Kirby Dach - Centre
6’4”, 198 lbs
Why he’s expected to be a top pick: Kirby Dach is a sizeable two-way centre with some serious offensive upside. He’s a creative playmaker with all sorts of physical assets put to good use by his excellent hockey sense and vision. He’s a sublime passer, can beat goaltenders in a variety of ways, and is an agile and speedy skater, particularly for his size.
There are scouts that think Dach has a lot more upside than Cozens, with some comparing him to another big playmaking centre in Joe Thornton, though that comparison feels more than a little optimistic. Still, plenty of people see a future first-line centre in Dach.
Could he fall to tenth overall? Dach does have some flaws that might see him slide down at the draft. At times he can be a bit passive and inconsistent. He could stand to be a bit more selfish at times with the puck and attack the net instead of looking for a pass, and his acceleration needs a little work. His 73 points in 62 games aren’t at the level of Cozens and barely ahead of Peyton Krebs.
As a result, he’s ranked a little lower on some lists. Corey Pronman has him at tenth overall and International Scouting Services have him at 11th. It wouldn’t be a terrific shock to see other NHL teams take Matthew Boldy, Trevor Zegras, or Peyton Krebs ahead of Dach.
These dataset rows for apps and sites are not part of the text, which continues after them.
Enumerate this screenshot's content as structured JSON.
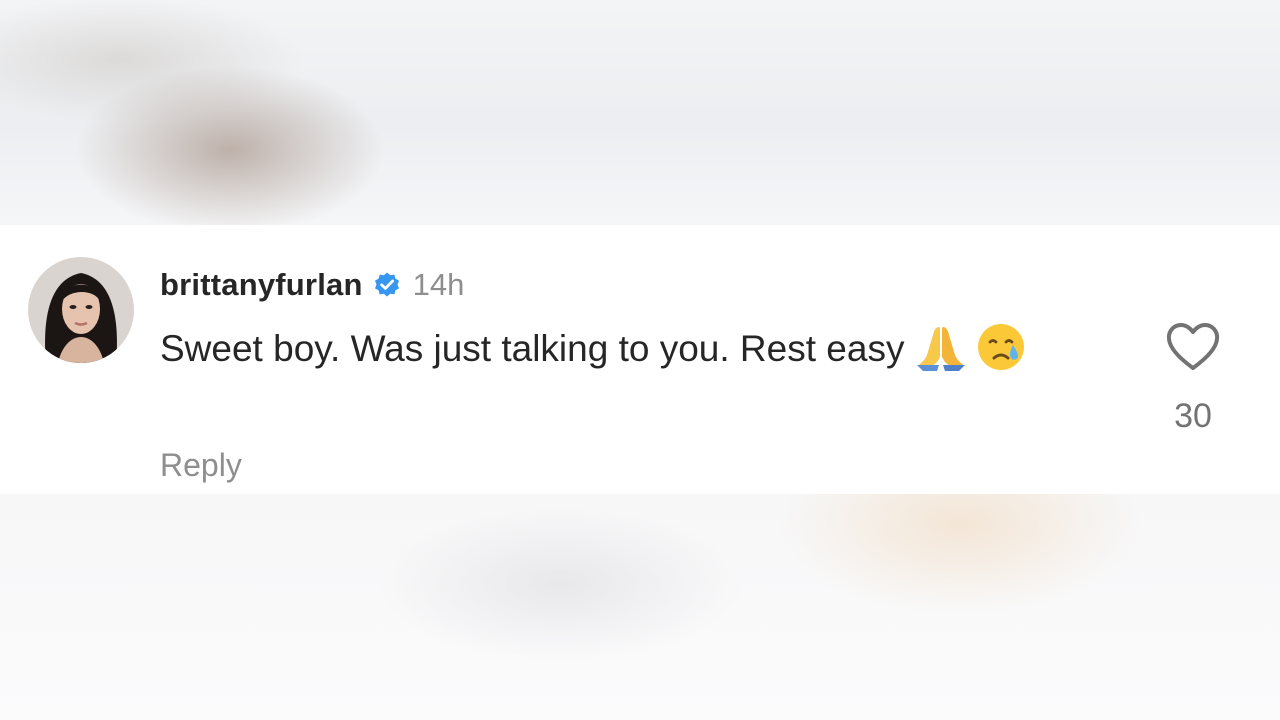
{
  "comment": {
    "username": "brittanyfurlan",
    "verified_icon": "verified-badge-icon",
    "timestamp": "14h",
    "text": "Sweet boy. Was just talking to you. Rest easy",
    "emojis": [
      "folded-hands-icon",
      "crying-face-icon"
    ],
    "reply_label": "Reply",
    "like_icon": "heart-outline-icon",
    "like_count": "30"
  },
  "colors": {
    "primary_text": "#262626",
    "secondary_text": "#8e8e8e",
    "verified_blue": "#3797f0"
  }
}
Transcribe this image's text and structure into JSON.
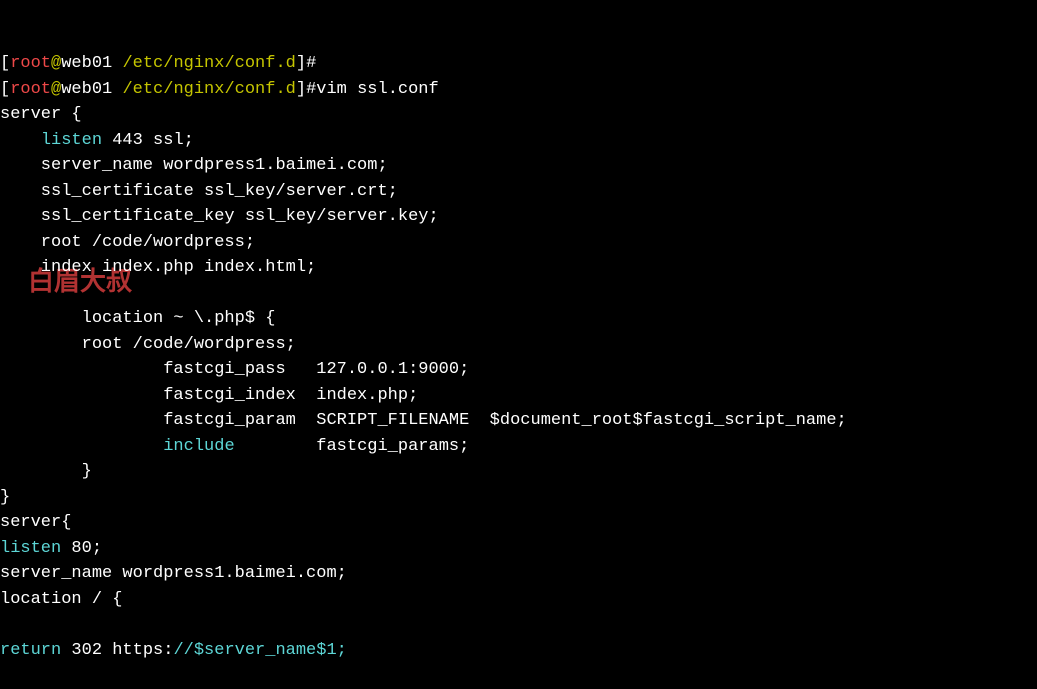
{
  "prompt1": {
    "open": "[",
    "user": "root",
    "at": "@",
    "host": "web01",
    "space": " ",
    "path": "/etc/nginx/conf.d",
    "close": "]",
    "hash": "#"
  },
  "prompt2": {
    "open": "[",
    "user": "root",
    "at": "@",
    "host": "web01",
    "space": " ",
    "path": "/etc/nginx/conf.d",
    "close": "]",
    "hash": "#",
    "cmd": "vim ssl.conf"
  },
  "config": {
    "line1": "server {",
    "line2_indent": "    ",
    "line2_kw": "listen",
    "line2_rest": " 443 ssl;",
    "line3": "    server_name wordpress1.baimei.com;",
    "line4": "    ssl_certificate ssl_key/server.crt;",
    "line5": "    ssl_certificate_key ssl_key/server.key;",
    "line6": "    root /code/wordpress;",
    "line7": "    index index.php index.html;",
    "line8": "",
    "line9": "        location ~ \\.php$ {",
    "line10": "        root /code/wordpress;",
    "line11": "                fastcgi_pass   127.0.0.1:9000;",
    "line12": "                fastcgi_index  index.php;",
    "line13": "                fastcgi_param  SCRIPT_FILENAME  $document_root$fastcgi_script_name;",
    "line14_indent": "                ",
    "line14_kw": "include",
    "line14_rest": "        fastcgi_params;",
    "line15": "        }",
    "line16": "}",
    "line17": "server{",
    "line18_kw": "listen",
    "line18_rest": " 80;",
    "line19": "server_name wordpress1.baimei.com;",
    "line20": "location / {",
    "line21": "",
    "line22_a": "return",
    "line22_b": " 302 https:",
    "line22_c": "//$server_name$1;"
  },
  "watermark": "白眉大叔"
}
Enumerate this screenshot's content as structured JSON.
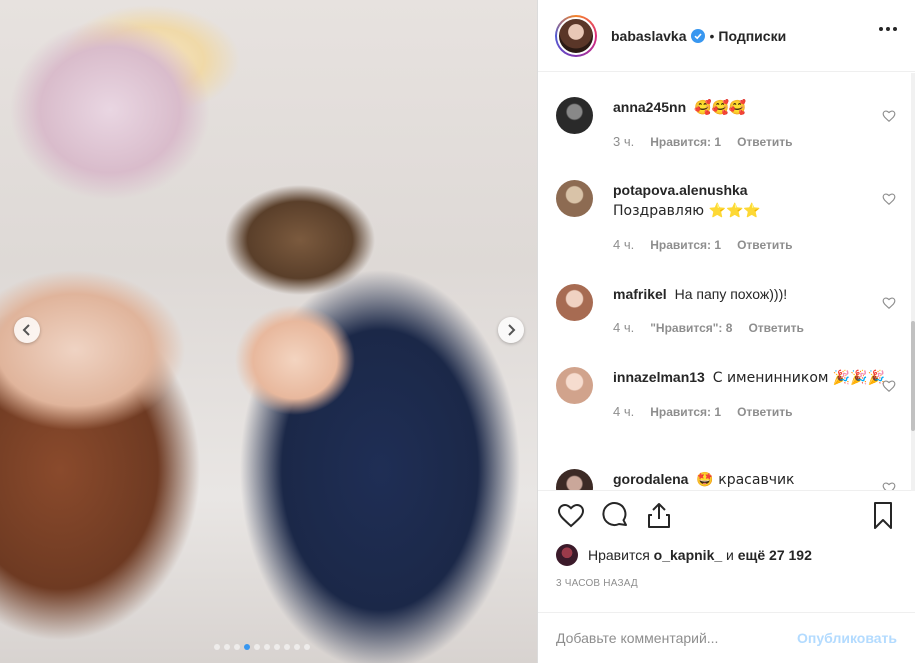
{
  "header": {
    "username": "babaslavka",
    "separator": "•",
    "follow_label": "Подписки"
  },
  "comments": [
    {
      "username": "anna245nn",
      "text": "🥰🥰🥰",
      "time": "3 ч.",
      "likes": "Нравится: 1",
      "reply": "Ответить",
      "avatar_color": "#3a3a3a"
    },
    {
      "username": "potapova.alenushka",
      "text": "Поздравляю ⭐️⭐️⭐️",
      "time": "4 ч.",
      "likes": "Нравится: 1",
      "reply": "Ответить",
      "avatar_color": "#b08a6a"
    },
    {
      "username": "mafrikel",
      "text": "На папу похож)))!",
      "time": "4 ч.",
      "likes": "\"Нравится\": 8",
      "reply": "Ответить",
      "avatar_color": "#c79580"
    },
    {
      "username": "innazelman13",
      "text": "С именинником 🎉🎉🎉",
      "time": "4 ч.",
      "likes": "Нравится: 1",
      "reply": "Ответить",
      "avatar_color": "#d6b0a0"
    },
    {
      "username": "gorodalena",
      "text": "🤩 красавчик",
      "avatar_color": "#3c2a25"
    }
  ],
  "likes_summary": {
    "prefix": "Нравится",
    "user": "o_kapnik_",
    "conjunction": "и",
    "rest": "ещё 27 192"
  },
  "time_ago": "3 ЧАСОВ НАЗАД",
  "add_comment": {
    "placeholder": "Добавьте комментарий...",
    "publish_label": "Опубликовать"
  },
  "carousel": {
    "current_index": 4,
    "count": 10
  },
  "colors": {
    "accent": "#3897f0",
    "text": "#262626",
    "muted": "#8e8e8e",
    "publish_disabled": "#b3dbff"
  }
}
That said, I’m not sure I can see nine teams passing on a 6’4” playmaking centre. But we’re starting to get into the realm of possibility.
Vasili Podkolzin - Right Wing
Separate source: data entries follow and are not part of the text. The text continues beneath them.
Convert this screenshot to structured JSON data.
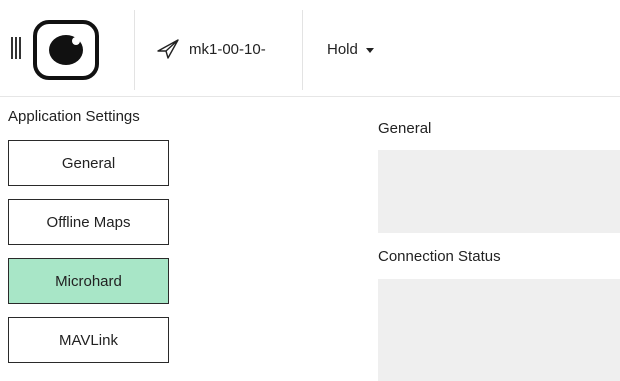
{
  "toolbar": {
    "menu_icon": "hamburger-icon",
    "logo_icon": "app-logo-icon",
    "vehicle": {
      "icon": "paper-plane-icon",
      "label": "mk1-00-10-"
    },
    "flight_mode": {
      "label": "Hold",
      "icon": "caret-down-icon"
    }
  },
  "sidebar": {
    "title": "Application Settings",
    "items": [
      {
        "label": "General",
        "active": false
      },
      {
        "label": "Offline Maps",
        "active": false
      },
      {
        "label": "Microhard",
        "active": true
      },
      {
        "label": "MAVLink",
        "active": false
      }
    ],
    "active_color": "#a8e6c7"
  },
  "main": {
    "sections": [
      {
        "title": "General"
      },
      {
        "title": "Connection Status"
      }
    ],
    "panel_color": "#efefef"
  }
}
SKA St. Petersburg
6’1”, 196 lbs
Why he’s expected to be a top pick: Vasili Podkolzin has consistently been ranked in the topfive players of the draft and for good reason: he’s an old-school power forward with a new-school skillset, a unique combination of bulldozing speed and strength with soft hands and a scorer’s touch. He’ll drive to the net with authority, going through players to get there, but can also hold on to the puck, draw defenders to himself, then set up a teammate for a great scoring chance.
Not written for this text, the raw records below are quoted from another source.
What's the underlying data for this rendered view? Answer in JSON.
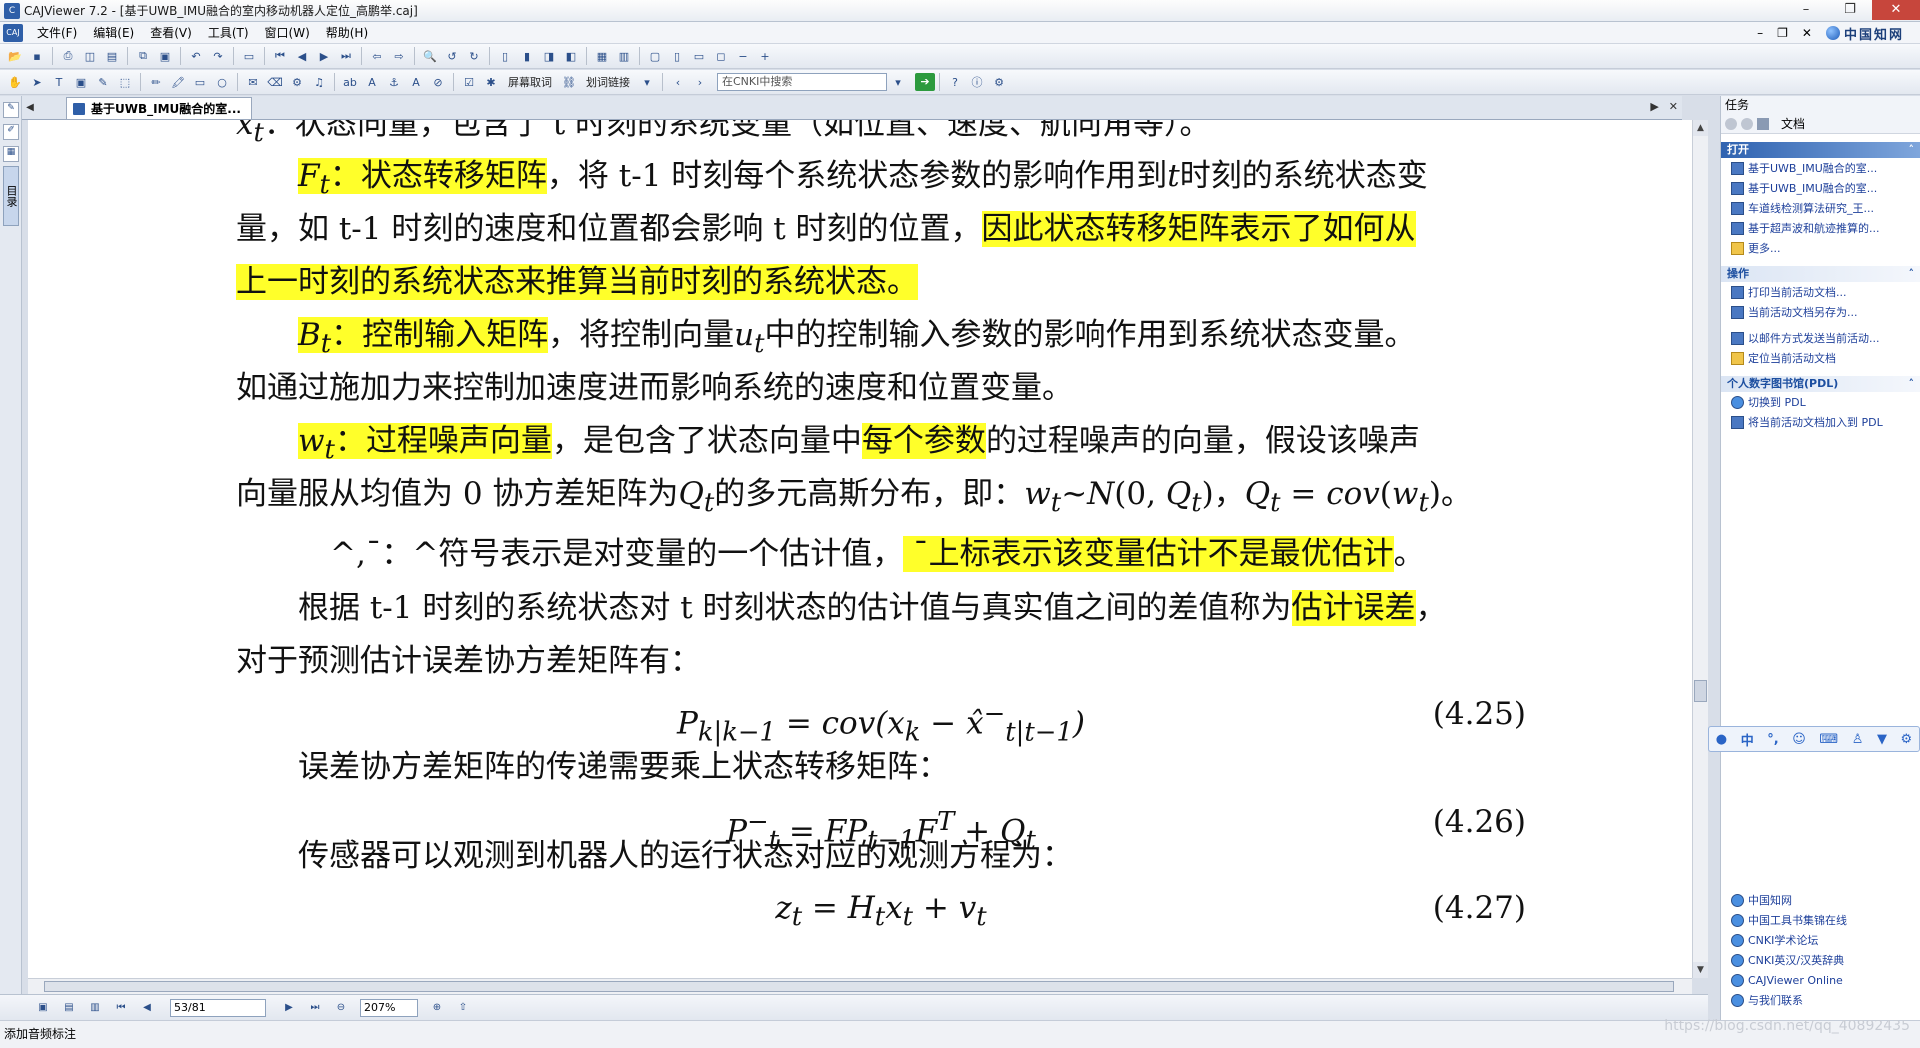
{
  "window": {
    "title": "CAJViewer 7.2 - [基于UWB_IMU融合的室内移动机器人定位_高鹏举.caj]",
    "app_icon": "cajviewer-app-icon"
  },
  "menubar": {
    "items": [
      "文件(F)",
      "编辑(E)",
      "查看(V)",
      "工具(T)",
      "窗口(W)",
      "帮助(H)"
    ],
    "brand": "中国知网"
  },
  "toolbar": {
    "screen_text": "屏幕取词",
    "link_text": "划词链接",
    "search_placeholder": "在CNKI中搜索"
  },
  "tabs": {
    "doc_tab": "基于UWB_IMU融合的室..."
  },
  "left_strip": {
    "toc_label": "目录"
  },
  "document": {
    "line0_cut": "：状态向量，包含了 t 时刻的系统变量（如位置、速度、航向角等）。",
    "p1_term": "状态转移矩阵",
    "p1_a": "，将 t-1 时刻每个系统状态参数的影响作用到",
    "p1_b": "时刻的系统状态变",
    "p1_c": "量，如 t-1 时刻的速度和位置都会影响 t 时刻的位置，",
    "p1_hl1": "因此状态转移矩阵表示了如何从",
    "p1_hl2": "上一时刻的系统状态来推算当前时刻的系统状态。",
    "p2_term": "控制输入矩阵",
    "p2_a": "，将控制向量",
    "p2_b": "中的控制输入参数的影响作用到系统状态变量。",
    "p2_c": "如通过施加力来控制加速度进而影响系统的速度和位置变量。",
    "p3_term": "过程噪声向量",
    "p3_a": "，是包含了状态向量中",
    "p3_hl": "每个参数",
    "p3_b": "的过程噪声的向量，假设该噪声",
    "p3_c": "向量服从均值为 0 协方差矩阵为",
    "p3_d": "的多元高斯分布，即：",
    "p4_a": "^,¯：^符号表示是对变量的一个估计值，",
    "p4_hl": "上标表示该变量估计不是最优估计",
    "p4_b": "。",
    "p5_a": "根据 t-1 时刻的系统状态对 t 时刻状态的估计值与真实值之间的差值称为",
    "p5_hl": "估计误差",
    "p5_b": "，",
    "p5_c": "对于预测估计误差协方差矩阵有：",
    "eq25_num": "(4.25)",
    "p6": "误差协方差矩阵的传递需要乘上状态转移矩阵：",
    "eq26_num": "(4.26)",
    "p7": "传感器可以观测到机器人的运行状态对应的观测方程为：",
    "eq27_num": "(4.27)"
  },
  "statusbar": {
    "page": "53/81",
    "zoom": "207%",
    "bottom_text": "添加音频标注",
    "watermark": "https://blog.csdn.net/qq_40892435"
  },
  "taskpane": {
    "title": "任务",
    "nav_label": "文档",
    "open_header": "打开",
    "open_items": [
      "基于UWB_IMU融合的室...",
      "基于UWB_IMU融合的室...",
      "车道线检测算法研究_王...",
      "基于超声波和航迹推算的...",
      "更多..."
    ],
    "ops_header": "操作",
    "ops_items": [
      "打印当前活动文档...",
      "当前活动文档另存为...",
      "以邮件方式发送当前活动...",
      "定位当前活动文档"
    ],
    "pdl_header": "个人数字图书馆(PDL)",
    "pdl_items": [
      "切换到 PDL",
      "将当前活动文档加入到 PDL"
    ],
    "links": [
      "中国知网",
      "中国工具书集锦在线",
      "CNKI学术论坛",
      "CNKI英汉/汉英辞典",
      "CAJViewer Online",
      "与我们联系"
    ]
  }
}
It didn’t seem to matter what league he was in — whether he was facing junior-aged players in the MHL or men in the VHL or KHL — Podkolzin played the same way. His numbers this season don’t jump off the page, but neither are they real red flags and he was utterly dominant at the 2018 Hlinka Gretzky Cup, tallying 8 goals and 11 points in 5 games.
What’s most impressive about Podkolzin is he has just as much drive and competitiveness without the puck: he can be a wrecking ball defensively, knocking players off the puck and quickly turning it back up ice. He could be a dominant first-line two-way power winger if he reaches his ceiling, which is a delightful number of adjectives for one player.
And keep in mind, he doesn’t turn 18 until just before the draft. He’s already a fantastic player, and still has so much room to develop.
Could he fall to tenth overall? He really could, primarily because of that ever-present draft canard: the Russian factor.
I can think of another dominant Russian power forward that was supposedly a surefire top-six winger: Valeri Nichushkin. Things have gone seriously sideways for Nichushkin, who jumped straight to the NHL after getting drafted by the Dallas Stars. He returned to the KHL for two seasons before coming back to the NHL and somehow scored no goals in 57 games last season.
That doesn’t mean Podkolzin will struggle in a similar manner, but the Russian factor may still scare teams off. Podkolzin has two years remaining on his KHL contract and intends to honour them, though he insists he’ll come to the NHL after those two seasons. Will teams believe him?
Plenty of draft rankings still have him ranked as high as third overall, but he’s slid down several others over the course of the season. Corey Pronman has him 12th overall and Scott Wheeler dropped him all the way to 17th, noting his concerns about his hockey sense and lack of production.
Personally, I think the concerns are overblown. Podkolzin has exceptional talent and the drive to go with it. If he falls to tenth, he would be a great pick for the Canucks.